What I learned - I had expected the surgeon to remove the stitches, but they must dissolve on their own. When you shampoo, use the pads of your fingers (not your finger nails) and rub your scar. This will help the healing process on the scar. My scar is thinner than some but it does go a little below the ear lobe, I am now allowed to rub vitamin E oil on that area so it heals better and is less likely to show if I cut my hair shorter. My dose of Tegretol has been reduced by half again and if no increased symptoms after one week, reduce again for another week so I am drug free one month post surgery. The veins will NOT grow back - I was born with my brain wired this way. Made me feel good that it wasn't something I had done that caused by problem.
Great news - I'm not sure if we're allowed to talk about this subject on this website, but lets face it, this disease really impacts your sex life. In my case, my first attack happened during love making with my wonderful hubby of 36 years. I can attest that we're back to normal in that regard and that's probably the greatest gift this surgery has given me!
Congratulations! What a wonderful success story. Thank you for sharing and I hope I do as well as you. My surgery is next week. Best wishes for continued healing and a life where the word shocked means our dear husbands did something totally unexpected and it is never again associated with pain.
Good luck on your surgery and I guarantee you our husbands probably will “shock” us in the future.
I had to laugh at your last paragraph. Chuckle. Who was your surgeon? I'm back to looking for one. I have bilateral Type 2 TN. Thanks for your updates. They are interesting to read and keep up informed of your progress. Thanks.

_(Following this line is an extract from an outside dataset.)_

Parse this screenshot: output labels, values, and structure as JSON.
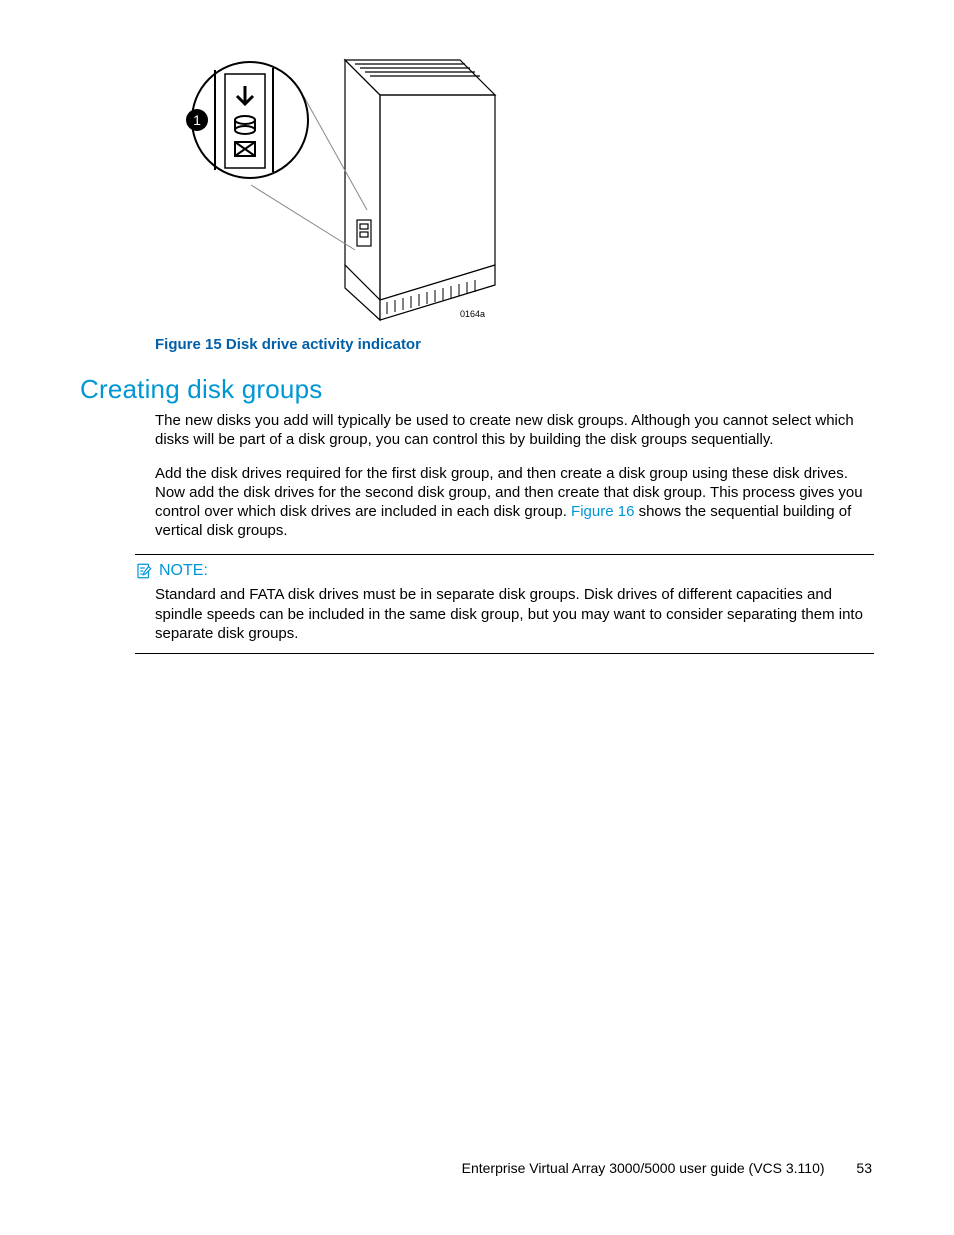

Tracy aka Tinkerbell
Surgeon was Dr. J Adair Prall with South Denver Neurosurgery.
Thanks for your updates! I’m so happy for you! What a great recovery story!! I am also thinking about MVD, taking steps in that direction. Your comments make me feel better! Enjoy your new version of life!! ; )
Many of us are mature women here and I think we do need to talk about how TN affects our sexual intimacy with our partners. It can put a real strain on a relationship. I am 68 and my very supportive partner was afraid to kiss me or touch the right side of my face. He could sense my fear and anxiety & he was very much aware of what and where my trigger areas were. Now that I am postop MVD, we can cuddle, kiss and do anything without that looming fear.
Good to hear you are doing well!
I cannot wait to be living the life that you have found after MVD. Next week, I hope to get my Christmas present when I awake from the MVD.
This will most probably be your most memorable Christmas ever!!!!
It's been great reading your updates and how the surgery has been successful! The fullness in the ear can be annoying and feel like it's never going to go away, but it will. I'm also happy that I chose to have my MVD (in early Nov) because I feel like I'm getting my life back. I don't have to be afraid to smile anymore since that trigger is gone. Plus, I have a reason to smile now. I also really appreciated what you wrote about how you're "brain was just wired that way". I used to think I had done something wrong or that maybe the doctors were right and, pardon the pun, it was all in my head. When I came out of surgery the first thing I asked my husband was: "Did they find something?" I felt validated to know there were 3 nerves being attacked by 2 arteries.
Keep up the great recovery and posting to help others!